A paranormal investigator and writer for Weird New Jersey visited the road in the early fall of 1994 and shared his experiences. He heard many origin stories about Jenny Jump State Park but asserted that a young girl named Jenny jumped into the lake and died. He tells many stories of violence and colonial history from the area’s first settling. He claims that the common phenomenon is the ghost of Jenny, who is seen walking on water.
There are urban legends, yes, but he believes there has been documented paranormal activity. This interviewee has been on the road five times in all different seasons. At night, he heard sounds (dogs barking, animals, people talking in the distance) and saw the fog on the lake. On a later trip, he went looking for the “murder house” that dates back to the 1940s when a woman kidnapped children at a summer camp after her child went missing and went on to murder these kids in her house over a series of years. When he visited the ruins of the house and proceeded to investigate, the mailbox inexplicably burst into flames, scaring the life out of him and his cousin. He was so scared that he left his camera and tripod to flee the area as soon as possible.
After a quick Dunkin’ Donuts run and rest until it was light, he returned to the site, where he discovered the rusted mailbox intact. The house was torn down in the early-2000s, and the experience completely alludes to his sensibilities.
A haunting line from the podcast states, “Jersey is one screwed-up state. There’s a lot of history, a lot of dark history, a lot of legends.”
Via the Podcast “Morbid – Episode 326: Spooky Roads Vol. 5“:
This top podcast calls Shades of Death Road “one of the most haunted roads in the world.” Along the road is an old haunted lake, and if you drive by this site at night, you may see the “Great Meadow’s Fog.” Legend has it that early settlers partook in massacring the local tribes, drowning them or tossing their bodies into the lake.

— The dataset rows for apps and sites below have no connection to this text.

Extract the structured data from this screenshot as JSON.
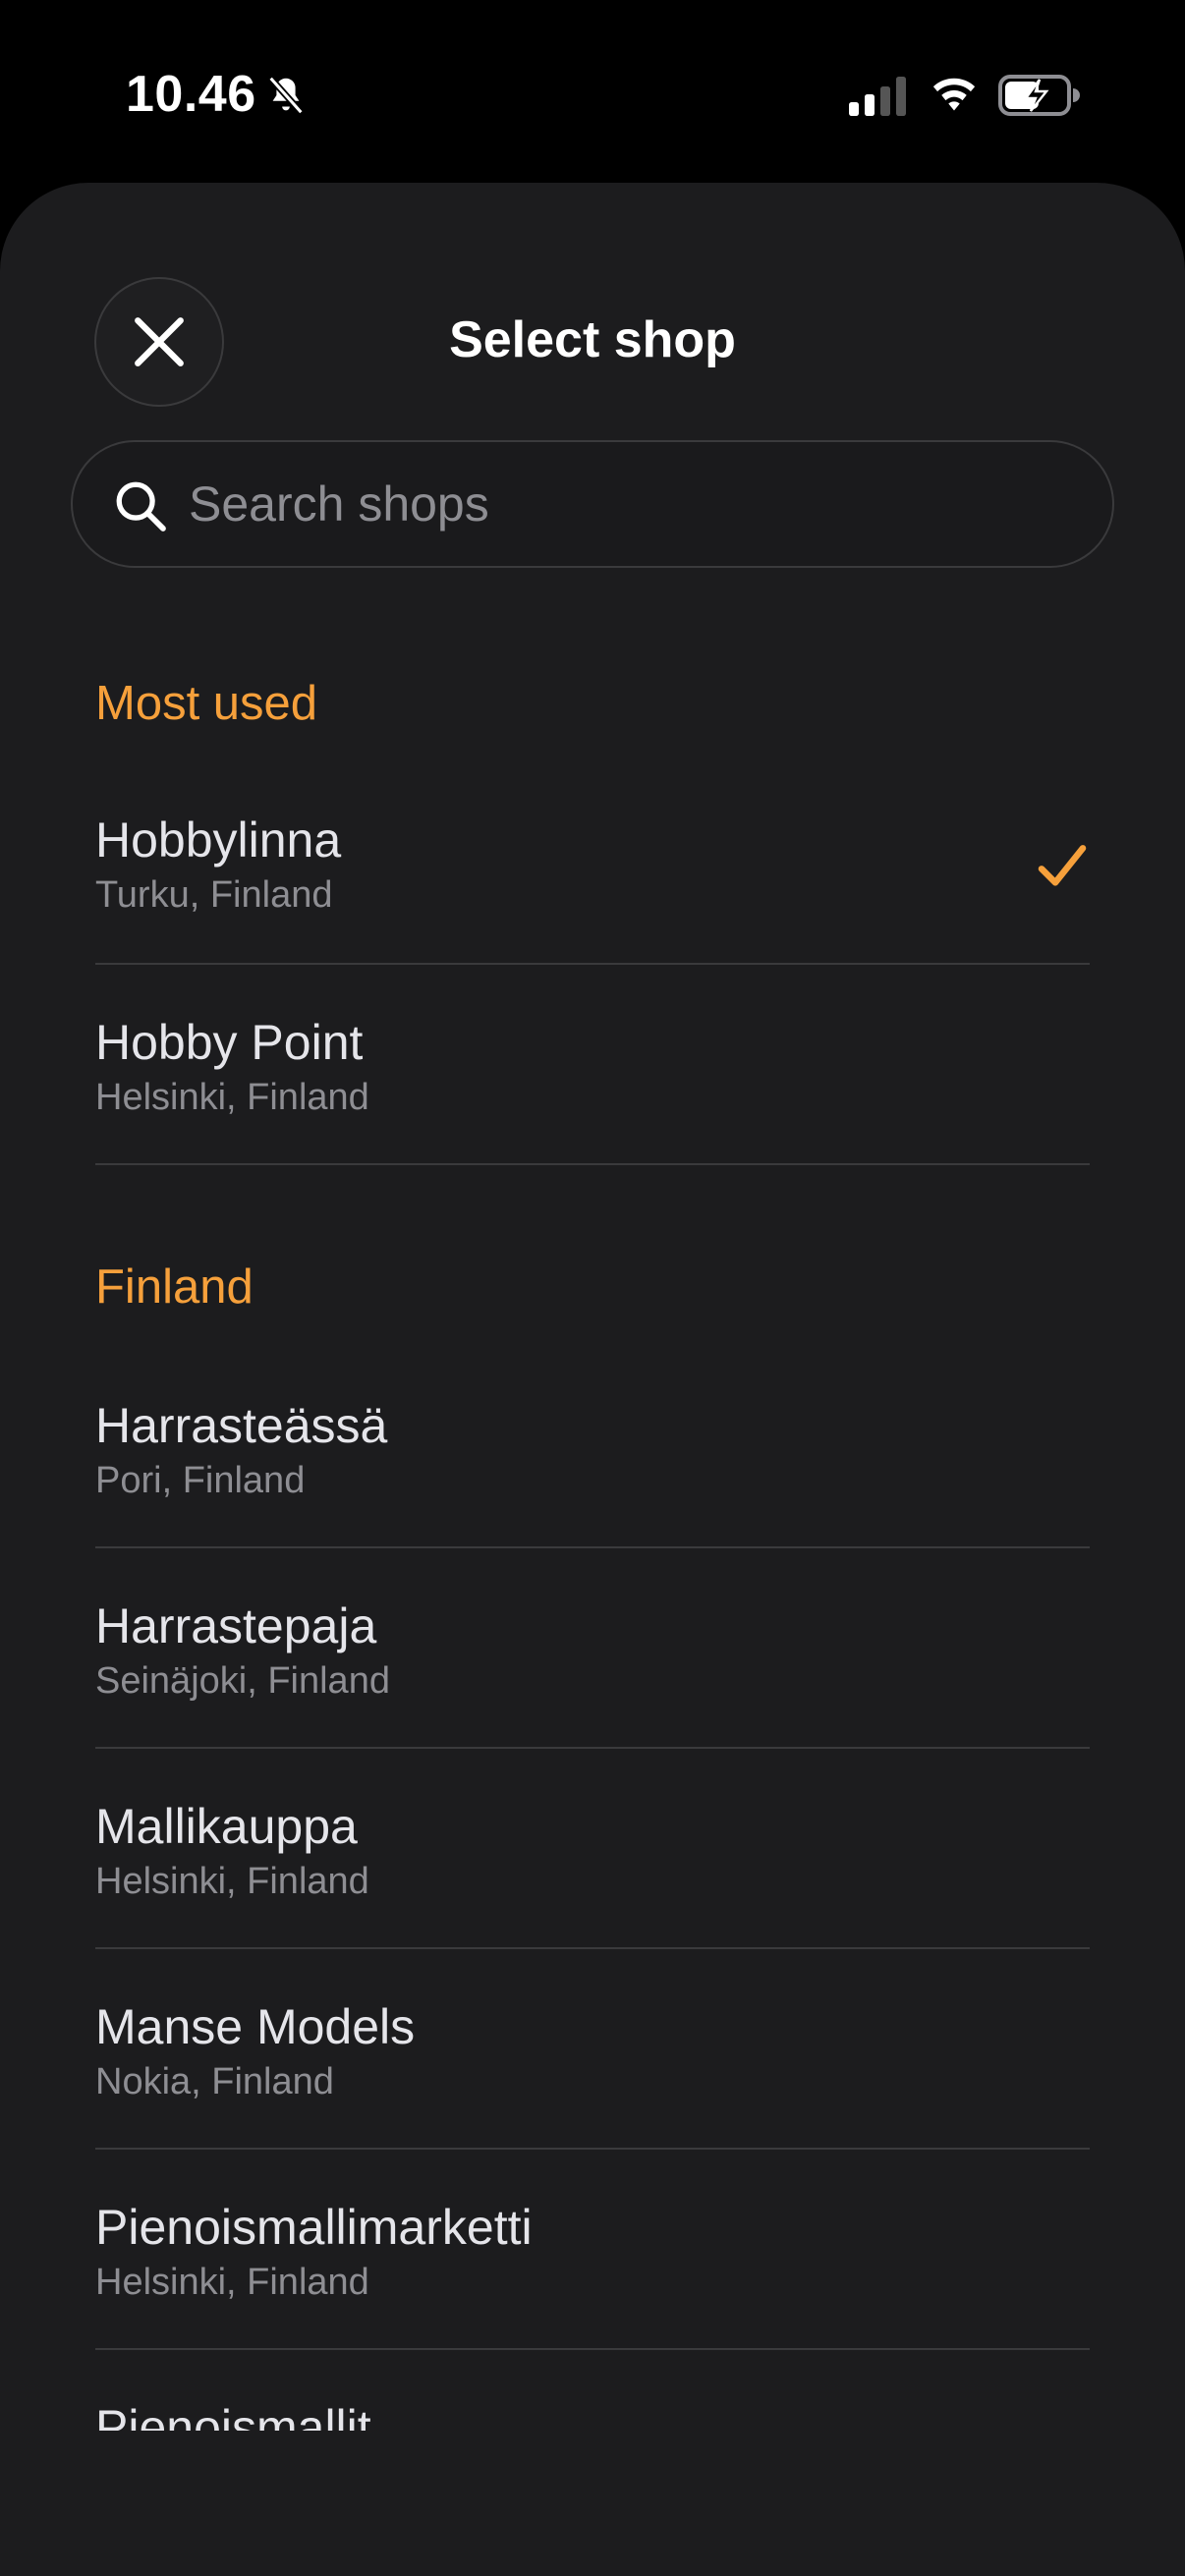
{
  "status_bar": {
    "time": "10.46"
  },
  "header": {
    "title": "Select shop"
  },
  "search": {
    "placeholder": "Search shops"
  },
  "sections": [
    {
      "title": "Most used",
      "items": [
        {
          "name": "Hobbylinna",
          "location": "Turku, Finland",
          "selected": true
        },
        {
          "name": "Hobby Point",
          "location": "Helsinki, Finland",
          "selected": false
        }
      ]
    },
    {
      "title": "Finland",
      "items": [
        {
          "name": "Harrasteässä",
          "location": "Pori, Finland",
          "selected": false
        },
        {
          "name": "Harrastepaja",
          "location": "Seinäjoki, Finland",
          "selected": false
        },
        {
          "name": "Mallikauppa",
          "location": "Helsinki, Finland",
          "selected": false
        },
        {
          "name": "Manse Models",
          "location": "Nokia, Finland",
          "selected": false
        },
        {
          "name": "Pienoismallimarketti",
          "location": "Helsinki, Finland",
          "selected": false
        },
        {
          "name": "Pienoismallit",
          "location": "",
          "selected": false
        }
      ]
    }
  ],
  "colors": {
    "accent": "#f6a03b",
    "sheet_background": "#1c1c1e",
    "secondary_text": "#8e8e93",
    "divider": "#3a3a3c"
  }
}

Apparently, when you see this fog, you can sometimes see apparitions of those murdered natives lit from the sky above.
Shades of Death Road Today

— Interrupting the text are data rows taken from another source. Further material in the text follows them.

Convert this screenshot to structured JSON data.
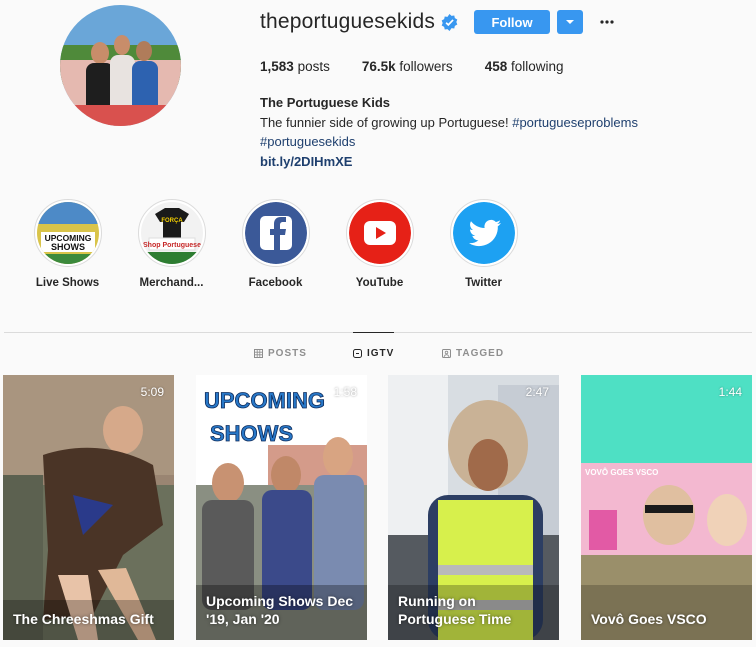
{
  "profile": {
    "username": "theportuguesekids",
    "follow_label": "Follow",
    "stats": {
      "posts_count": "1,583",
      "posts_label": "posts",
      "followers_count": "76.5k",
      "followers_label": "followers",
      "following_count": "458",
      "following_label": "following"
    },
    "bio": {
      "name": "The Portuguese Kids",
      "text": "The funnier side of growing up Portuguese! ",
      "hashtag1": "#portugueseproblems",
      "hashtag2": "#portuguesekids",
      "link": "bit.ly/2DIHmXE"
    }
  },
  "highlights": [
    {
      "label": "Live Shows",
      "icon": "upcoming-shows-thumbnail",
      "art_text_1": "UPCOMING",
      "art_text_2": "SHOWS"
    },
    {
      "label": "Merchand...",
      "icon": "shop-portuguese-thumbnail",
      "art_text_1": "FORÇA",
      "art_text_2": "Shop Portuguese"
    },
    {
      "label": "Facebook",
      "icon": "facebook-icon"
    },
    {
      "label": "YouTube",
      "icon": "youtube-icon"
    },
    {
      "label": "Twitter",
      "icon": "twitter-icon"
    }
  ],
  "tabs": [
    {
      "label": "POSTS",
      "icon": "grid-icon",
      "active": false
    },
    {
      "label": "IGTV",
      "icon": "igtv-icon",
      "active": true
    },
    {
      "label": "TAGGED",
      "icon": "tagged-icon",
      "active": false
    }
  ],
  "videos": [
    {
      "title": "The Chreeshmas Gift",
      "duration": "5:09"
    },
    {
      "title": "Upcoming Shows Dec '19, Jan '20",
      "duration": "1:58",
      "art_text_1": "UPCOMING",
      "art_text_2": "SHOWS"
    },
    {
      "title": "Running on Portuguese Time",
      "duration": "2:47"
    },
    {
      "title": "Vovô Goes VSCO",
      "duration": "1:44",
      "art_text": "VOVÔ GOES VSCO"
    }
  ],
  "colors": {
    "accent": "#3897f0",
    "link": "#1e3f6e",
    "facebook": "#3b5998",
    "youtube": "#e62117",
    "twitter": "#1da1f2"
  }
}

Shades of Death Road is a paved, 7-mile stretch just off of I-80 that weaves through farmland and along a section of Jenny Jump State Forest. Most visitors get scared when Google maps displays the road’s name, while others become intrigued. The street is marked by printed posts rather than classic metal signs because the signs were too frequently stolen or vandalized. With the unique name and nature of the sign, it’s no wonder it was a souvenir locals and visitors would want to take. The road is quiet, still, and silent in the winter. There is a lot of fog off the lake and a general eerie feeling. Visitors report cold spots, even in the summer heat, where temperatures drop from the 60s and 70s to the 40s.
A nearby cave, donned The Faery Cave, was used by Lenape Indians as an outpost, not as a dwelling. Soot covers the cave’s ceiling in places where fire has been burned. The cave is open to park visitors.
Some locals are said not to be particularly friendly and don’t like tourists wandering through the area, so visitors should be wary and respectful to residents.
The podcast, Talking with Shadows, says that “Shades of Death Road lives up to its name.”